Margaret wakes in the night thinking she’s heard screaming. She encounters Kitty in the hallway and after a brief chat sends her back to bed. Kitty enters her room and we see a naked Owen on her bed. Margaret did hear a scream — Kitty’s scream. Kitty removes her robe and goes back to bed with him saying, “Please. Don’t get me into trouble.” I’m thinking she doesn’t just mean the trouble of getting caught in the act, but also the trouble of getting caught nine months later.

Eli returns to his garage with one of his officers to help him with the wrapped up body of George. He tells him it’s Mary Pickford and the officer is dumb enough that while not really believing it, he doesn’t necessarily not believe it either. Good choice, Eli.

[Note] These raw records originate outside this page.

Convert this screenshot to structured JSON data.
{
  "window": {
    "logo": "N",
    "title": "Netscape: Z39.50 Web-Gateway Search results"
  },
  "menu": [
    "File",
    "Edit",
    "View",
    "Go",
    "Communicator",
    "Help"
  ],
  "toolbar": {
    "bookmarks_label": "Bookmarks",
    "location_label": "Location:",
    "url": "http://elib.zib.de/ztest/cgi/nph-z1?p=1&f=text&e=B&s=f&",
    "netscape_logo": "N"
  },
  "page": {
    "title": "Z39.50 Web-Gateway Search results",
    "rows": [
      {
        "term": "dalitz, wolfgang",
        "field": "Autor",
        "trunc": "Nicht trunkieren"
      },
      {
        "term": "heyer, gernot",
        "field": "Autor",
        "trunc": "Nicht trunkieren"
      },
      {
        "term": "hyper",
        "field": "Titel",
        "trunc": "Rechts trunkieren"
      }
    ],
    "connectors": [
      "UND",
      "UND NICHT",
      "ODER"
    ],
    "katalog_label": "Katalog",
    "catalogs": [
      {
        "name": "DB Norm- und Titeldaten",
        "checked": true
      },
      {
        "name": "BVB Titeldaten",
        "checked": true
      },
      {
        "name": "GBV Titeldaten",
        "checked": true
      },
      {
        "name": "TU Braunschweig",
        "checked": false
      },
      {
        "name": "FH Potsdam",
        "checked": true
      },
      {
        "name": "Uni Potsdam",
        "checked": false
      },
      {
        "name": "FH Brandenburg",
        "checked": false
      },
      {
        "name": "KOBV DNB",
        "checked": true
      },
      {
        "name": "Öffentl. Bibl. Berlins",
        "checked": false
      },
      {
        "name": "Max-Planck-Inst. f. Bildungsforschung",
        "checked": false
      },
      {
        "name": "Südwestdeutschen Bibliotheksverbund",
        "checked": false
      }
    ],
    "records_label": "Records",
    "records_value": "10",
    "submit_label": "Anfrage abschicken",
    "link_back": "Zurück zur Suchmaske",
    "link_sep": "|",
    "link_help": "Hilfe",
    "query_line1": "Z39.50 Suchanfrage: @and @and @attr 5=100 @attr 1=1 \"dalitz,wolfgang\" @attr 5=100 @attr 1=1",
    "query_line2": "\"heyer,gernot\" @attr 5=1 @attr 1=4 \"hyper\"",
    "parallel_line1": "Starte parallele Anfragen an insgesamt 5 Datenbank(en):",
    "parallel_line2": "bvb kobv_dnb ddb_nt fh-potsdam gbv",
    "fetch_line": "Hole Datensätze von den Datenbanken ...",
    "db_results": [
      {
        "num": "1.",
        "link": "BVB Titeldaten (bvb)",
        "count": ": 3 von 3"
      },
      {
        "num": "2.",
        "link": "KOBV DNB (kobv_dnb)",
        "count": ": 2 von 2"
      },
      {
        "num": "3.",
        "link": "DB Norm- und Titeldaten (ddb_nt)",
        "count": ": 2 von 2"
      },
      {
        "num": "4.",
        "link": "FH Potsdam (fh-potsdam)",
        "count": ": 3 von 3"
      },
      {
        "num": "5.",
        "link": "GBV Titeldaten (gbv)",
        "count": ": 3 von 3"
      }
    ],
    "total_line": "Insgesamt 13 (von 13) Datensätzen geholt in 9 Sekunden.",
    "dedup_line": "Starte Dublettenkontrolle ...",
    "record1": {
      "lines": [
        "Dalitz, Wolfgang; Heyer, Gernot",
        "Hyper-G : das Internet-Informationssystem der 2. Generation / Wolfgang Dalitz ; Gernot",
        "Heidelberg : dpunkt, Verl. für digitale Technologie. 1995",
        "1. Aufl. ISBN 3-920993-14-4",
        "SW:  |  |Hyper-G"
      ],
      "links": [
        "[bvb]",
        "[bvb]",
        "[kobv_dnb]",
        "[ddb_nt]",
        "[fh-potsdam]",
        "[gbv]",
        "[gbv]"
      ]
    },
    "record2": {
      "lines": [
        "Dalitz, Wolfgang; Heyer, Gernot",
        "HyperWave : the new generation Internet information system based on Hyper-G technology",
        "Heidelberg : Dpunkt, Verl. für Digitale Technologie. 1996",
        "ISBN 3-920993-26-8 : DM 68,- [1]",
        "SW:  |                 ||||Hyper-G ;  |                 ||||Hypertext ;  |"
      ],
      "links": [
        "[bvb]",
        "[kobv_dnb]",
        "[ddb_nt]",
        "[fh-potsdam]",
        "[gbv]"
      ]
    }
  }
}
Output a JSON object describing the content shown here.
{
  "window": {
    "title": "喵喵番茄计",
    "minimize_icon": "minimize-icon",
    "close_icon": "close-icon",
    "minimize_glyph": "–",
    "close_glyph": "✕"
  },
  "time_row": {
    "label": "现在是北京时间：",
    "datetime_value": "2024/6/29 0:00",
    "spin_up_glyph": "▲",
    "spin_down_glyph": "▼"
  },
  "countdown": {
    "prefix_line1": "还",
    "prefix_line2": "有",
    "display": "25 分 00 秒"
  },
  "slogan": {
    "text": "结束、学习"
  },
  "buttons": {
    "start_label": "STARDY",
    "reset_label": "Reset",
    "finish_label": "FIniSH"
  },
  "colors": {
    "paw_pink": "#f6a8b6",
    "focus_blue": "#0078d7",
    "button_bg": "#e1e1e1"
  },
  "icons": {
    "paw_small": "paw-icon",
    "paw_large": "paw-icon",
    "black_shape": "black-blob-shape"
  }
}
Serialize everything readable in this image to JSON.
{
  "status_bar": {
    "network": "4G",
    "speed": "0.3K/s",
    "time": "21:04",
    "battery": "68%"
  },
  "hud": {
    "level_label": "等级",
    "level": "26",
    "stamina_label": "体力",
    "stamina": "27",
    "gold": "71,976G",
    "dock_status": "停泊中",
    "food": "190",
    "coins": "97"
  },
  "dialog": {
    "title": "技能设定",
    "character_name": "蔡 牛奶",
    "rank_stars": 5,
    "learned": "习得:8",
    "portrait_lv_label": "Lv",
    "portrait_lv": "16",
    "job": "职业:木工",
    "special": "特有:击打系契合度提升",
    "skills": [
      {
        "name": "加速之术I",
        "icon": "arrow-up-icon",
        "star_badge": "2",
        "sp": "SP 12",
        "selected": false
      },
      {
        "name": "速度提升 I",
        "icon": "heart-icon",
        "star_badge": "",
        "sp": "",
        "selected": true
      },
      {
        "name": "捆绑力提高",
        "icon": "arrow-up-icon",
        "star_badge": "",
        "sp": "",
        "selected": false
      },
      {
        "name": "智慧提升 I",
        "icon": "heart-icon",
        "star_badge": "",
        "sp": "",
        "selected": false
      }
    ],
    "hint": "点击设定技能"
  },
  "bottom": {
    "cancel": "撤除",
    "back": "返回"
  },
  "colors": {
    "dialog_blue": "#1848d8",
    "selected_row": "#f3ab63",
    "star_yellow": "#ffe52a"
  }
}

At Nucky’s office, he’s in the side room drinking tea and working. Chip comes in asking for “cold Champagne, ice water, and oysters” while Henry’s in the background getting a blowjob from one whore (complete with his hand on her back to direct her speed) while fondling another. The party is going strong. Nucky’s disgusted and tells Chip to shut the door.

 

In the middle of nowhere Eli digs a grave by the headlights of his car and rolls George into it. The episode closes to him shoveling dirt to fill in the hole. It’s the beginning of a long tradition in Jersey (no offense intended, some of my favorite people live in New Jersey).

Next week: Less violence perhaps? Oh wait… Horvstein the butcher will be back along with his knives, so probably not. But there does seem to be a hot kiss between Jimmy and Angela.

Please like & share:
  • Geeka

    Yep. I, too, couldn’t watch those two scenes. I covered my eyes.

    My heart still breaks for Richard. Good grief. Get him a girl.

    Jimmy and his mom creep me out sometimes.

    And, I think Nucky and Eli’s fight was awesome.

    • Sally R

      Richard needs someone so much. But he needs someone to be careful with his heart. I want him to get some love from Jimmy and Angela. ;-) But I would settle for him just having a good friend. Poor guy.

      The Nucky/Eli fight was brilliant. I was wide-eyed and cracking up and then maybe had a fist-pump for Margaret with her shotgun. It was absolutely perfect and so perfectly in character.